Thursday, January 9, 2020 8:00 PM
Saturday, January 11, 2020 8:00 PM
EarShot, an initiative of American Composers Orchestra (ACO) in partnership with American Composers Forum, League of American Orchestras, and New Music USA, is the nation's first ongoing program for identifying and promoting the most promising orchestral composers on the national stage. Led by Los Angeles based conductor Christopher Rountree, four composers hailing from across the nation will hear their music played for the very first time. In seminars, feedback sessions and workshops the composers will spend the week working with the musicians of Sarasota Orchestra. The public will have several unique opportunities to see how the compositions develop in behind-the-scenes reading sessions leading up to Sarasota Orchestra's world premiere performances of the finished scores.
Focus Fellowship residency at AIR Serenbe is a month long artist-in-residence program in Chattahoochee Hills, GA. These award residencies are carefully nominated annually by National Advisory Council, a group of esteemed peers and experts in their respective fields, and then selected by Residency Panel.
Auznieks will be teaching at Yale's Master's program.
The piece, commissioned by the festival and its artistic director Robert Spano, was performed by Aspen Philharmonic Orchestra led by Patrick Summers.
The Australian Maverick Brass Quintet premiered Auznieks' “Brass“ at the concert dedicated to new music.
Internationally acclaimed Danish art collective Hotel Pro Forma unite with the Latvian Radio Choir in the UK premiere of this eco-apocalyptic opera.
We have entered a new geological age. Humans have become a force of nature, instrumental in causing rapid change to the earth we inhabit. Nature itself has become a cultural side effect with dramatic, uncontrollable ecological consequences. Climate change has turned the Earth into a hostile planet.
With intricate electronic soundscapes performed against a backdrop of abstract, digital landscapes, NeoArctic is a feast for the senses that transports audiences into an atmospheric, abstract world.
The prize was given for the best new work of the year for his concert-length Fire and Rose written for Sinfonietta Riga.

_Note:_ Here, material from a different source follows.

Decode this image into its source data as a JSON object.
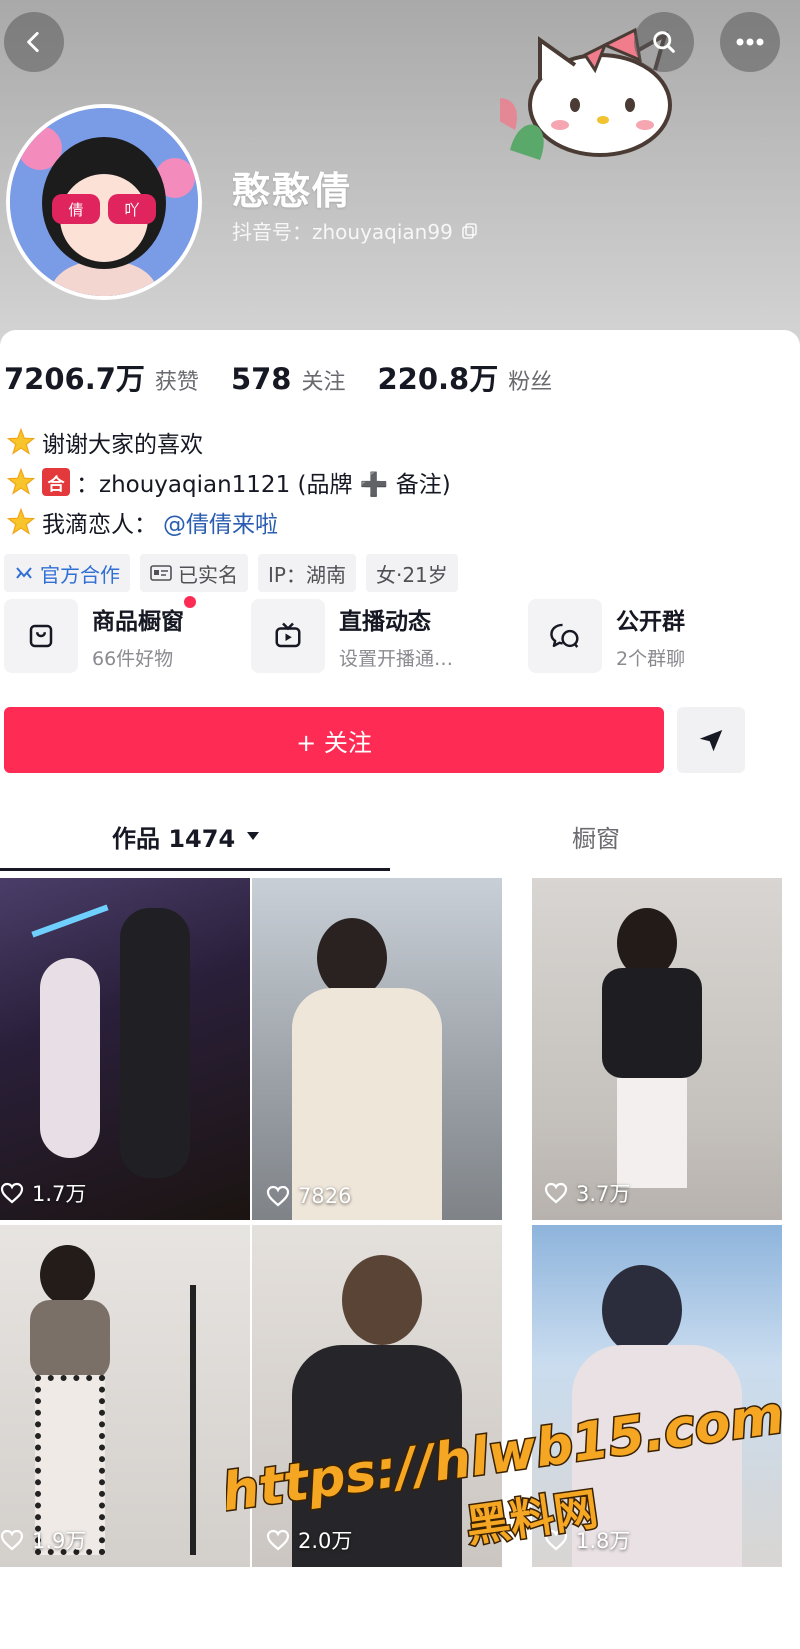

The Grand Music Award (GMA) is the highest form of state recognition in the field of music. It was established in 1993 following the initiative of former Minister of Culture Raimonds Pauls. For the first few years the awards ceremony took place in Riga Great Guild Hall, since 1996 the home of GMA is the Latvian National Opera House. The ceremony is broadcasted by Latvian Radio 3 Klasika and by Latvian National Television. The nominees and the prize-winners are selected by a jury, members of which have closely monitored the music life in Latvia: attending concerts and musical shows. Prize-winners received a silver statuette, created by Armands Jēkabsons and a monetary award. The Latvian Grand Music Award ceremony is organized by State Concert Agency Latvijas Koncerti and the Ministry of Culture of Republic of Latvia.